Take stock of the kind of resources you currently are using for classroom training. Perform an audit of the content, including how recent (or outdated) the materials are, the variety of topics available (or whether there is enough variety), etc. Match each resource with comments and next steps, such as whether there’s a need to update the content or if they can potentially be used for e-learning.
Take note that resources do not just refer to materials but also resource persons and subject matter experts that the program has access to.
Learning objectives are essential for developing and implementing a training course. Understanding what they are and knowing how to develop effective learning objectives can inform the creation of courses and help you meet your training goals. As such, developing effective learning objectives is key to converting your course materials into e-learning resources as the right objectives lead to a relevant and valuable experience for your learners.
A learning objective is a clearly stated and measurable outcome expected of the learner by the end of the course. In other words: What will the learner be able to do as a result of this course?
By the end of this course, learners will successfully identify five situations that need to be escalated based on our updated criteria.
Learning objectives should:
First and foremost, pick the right format based on your learning objectives. Who are your learners, and what are their learning styles? What do they need to achieve by the end of the program?
Once you answer these questions, choose the e-learning format based on budget, technology and infrastructure available, the content available, and the learning context. Several formats may be applied, including a good mix of video, audio, gamification, discussion forum/boards, diagrams, animation, and in-person interaction.
You can also determine which of the below would be most appropriate for your learners and their learning objectives:
Synchronous learning refers to a real-time, scheduled learning experience where a group of people are all participating simultaneously. Whether the experience is happening in person or remotely with their laptops or mobile devices, participants and facilitators can instantaneously interact with each other. Learners ask questions and receive feedback right away. Because synchronous learning happens, live, peer-to-peer, or group activities are possible as well.
Synchronous learning may come in the form of the following:
Asynchronous learning is the opposite of synchronous. In asynchronous learning, the participant completes courses independently, at their own pace, and from any location. It can be in both online and offline forms. Participants in an asynchronous course may still have access to instant feedback and answers, not from an instructor, but ELearning Content delivered through an LMS. Asynchronous learning is self-paced. Thus dynamic group activities are not possible. The instructor and the students interact on their own time. Asynchronous learning takes the form of the following:
The two formats above may be combined in the form of hybrid or blended learning.
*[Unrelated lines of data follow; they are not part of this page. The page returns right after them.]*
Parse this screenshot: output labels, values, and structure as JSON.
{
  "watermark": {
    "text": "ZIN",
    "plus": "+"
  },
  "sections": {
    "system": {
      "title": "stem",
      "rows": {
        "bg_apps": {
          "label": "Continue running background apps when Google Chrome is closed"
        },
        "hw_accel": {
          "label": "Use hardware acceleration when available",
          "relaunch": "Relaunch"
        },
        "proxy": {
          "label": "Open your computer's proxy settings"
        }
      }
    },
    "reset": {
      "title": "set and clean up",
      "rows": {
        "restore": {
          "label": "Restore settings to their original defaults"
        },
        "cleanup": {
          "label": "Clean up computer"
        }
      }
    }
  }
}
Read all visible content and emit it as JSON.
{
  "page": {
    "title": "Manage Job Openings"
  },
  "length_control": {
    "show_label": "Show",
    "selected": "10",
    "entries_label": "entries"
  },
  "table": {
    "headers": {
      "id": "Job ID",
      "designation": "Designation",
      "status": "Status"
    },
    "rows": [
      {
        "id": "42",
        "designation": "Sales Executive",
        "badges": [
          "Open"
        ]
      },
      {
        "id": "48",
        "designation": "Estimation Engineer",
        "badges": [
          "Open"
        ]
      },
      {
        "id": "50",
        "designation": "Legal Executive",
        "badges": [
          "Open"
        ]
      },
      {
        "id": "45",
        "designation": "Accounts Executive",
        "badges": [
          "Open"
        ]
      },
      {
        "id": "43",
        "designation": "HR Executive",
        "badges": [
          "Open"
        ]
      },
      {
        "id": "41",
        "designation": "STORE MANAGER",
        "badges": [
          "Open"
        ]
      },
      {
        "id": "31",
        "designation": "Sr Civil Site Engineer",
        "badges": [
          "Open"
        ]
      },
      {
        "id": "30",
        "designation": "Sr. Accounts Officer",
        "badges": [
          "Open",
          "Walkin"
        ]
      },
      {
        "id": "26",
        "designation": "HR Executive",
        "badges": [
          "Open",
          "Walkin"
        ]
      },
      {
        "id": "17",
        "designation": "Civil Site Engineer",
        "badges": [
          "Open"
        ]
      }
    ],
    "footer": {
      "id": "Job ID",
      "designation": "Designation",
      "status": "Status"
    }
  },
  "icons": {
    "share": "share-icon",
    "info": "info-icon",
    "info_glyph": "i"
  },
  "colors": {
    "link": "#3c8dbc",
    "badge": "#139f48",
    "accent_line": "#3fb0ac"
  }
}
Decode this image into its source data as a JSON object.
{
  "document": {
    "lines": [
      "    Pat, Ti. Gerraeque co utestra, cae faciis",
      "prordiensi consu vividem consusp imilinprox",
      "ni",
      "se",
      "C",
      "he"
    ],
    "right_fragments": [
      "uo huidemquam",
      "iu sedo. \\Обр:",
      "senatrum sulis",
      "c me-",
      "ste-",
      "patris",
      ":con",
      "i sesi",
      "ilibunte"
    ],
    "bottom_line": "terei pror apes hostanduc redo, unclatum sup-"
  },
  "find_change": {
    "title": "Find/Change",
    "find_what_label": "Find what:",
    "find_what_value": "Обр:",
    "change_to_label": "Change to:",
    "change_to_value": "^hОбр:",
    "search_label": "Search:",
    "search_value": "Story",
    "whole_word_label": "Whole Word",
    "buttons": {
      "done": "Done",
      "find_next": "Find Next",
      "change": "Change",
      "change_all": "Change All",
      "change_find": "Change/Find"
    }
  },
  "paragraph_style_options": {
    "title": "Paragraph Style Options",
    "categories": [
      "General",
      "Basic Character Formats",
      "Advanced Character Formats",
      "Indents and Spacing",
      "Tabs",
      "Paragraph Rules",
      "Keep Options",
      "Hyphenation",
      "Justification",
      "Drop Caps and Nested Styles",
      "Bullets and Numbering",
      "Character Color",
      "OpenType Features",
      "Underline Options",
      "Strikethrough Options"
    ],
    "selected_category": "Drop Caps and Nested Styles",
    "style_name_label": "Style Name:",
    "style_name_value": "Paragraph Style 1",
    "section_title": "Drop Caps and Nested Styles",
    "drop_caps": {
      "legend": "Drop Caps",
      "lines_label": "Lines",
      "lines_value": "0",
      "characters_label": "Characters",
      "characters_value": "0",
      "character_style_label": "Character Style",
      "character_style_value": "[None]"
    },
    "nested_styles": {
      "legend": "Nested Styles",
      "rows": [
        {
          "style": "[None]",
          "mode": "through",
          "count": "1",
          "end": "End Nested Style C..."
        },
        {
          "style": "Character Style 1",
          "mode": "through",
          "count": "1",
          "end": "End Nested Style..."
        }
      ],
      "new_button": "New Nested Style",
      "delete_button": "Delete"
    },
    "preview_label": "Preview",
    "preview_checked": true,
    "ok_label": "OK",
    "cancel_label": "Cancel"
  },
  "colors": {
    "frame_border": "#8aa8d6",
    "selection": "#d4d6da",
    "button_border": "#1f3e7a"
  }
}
Both synchronous and asynchronous each have their pros and cons, so if you think that getting the best of both worlds would work for your program, then consider a hybrid or blended e-learning format.
Once you have enough information on your existing materials and how they can be used with learning objectives, learning outcomes, and relevant formats, then it’s time to map out the course. This step may involve designing and creating storyboards.
A great framework for the design and development of an e-learning course is the ADDIE model.
ADDIE is a generic step-by-step framework used by instructional trainers, instructional developers, and instructional designers. The purpose of ADDIE is to ensure a structured framework to every course each time they’re created.
The ADDIE model has 5 phases of a development process:
A - First, an analysis of needs and objectives are put together.
D - Second is the design phase, where session structure, resources, and learning objectives are identified.
D - Third is the development phase, where content is produced and completed.
I - Fourth is the implementation phase, where training content is prepared and delivered (typically through an LMS).
E - The fifth stage of the ADDIE is the evaluation phase, a continually ongoing element. The evaluation phase is to make sure all stated goals are being met. If you’re using an LMS, you can utilize the LMS reports assisting with this greatly. Most instructional designers use some form of educational technology to deliver their content.
If you are considering updating your resources and going through the whole conversion process to turn them into an e-learning format, Edubrite is here for you. We can help you create, enhance, and personalize your training resources to meet the needs of your learners through a Learning Management System (LMS). Learn more about how we can work together to achieve the learning and development goals for your organization.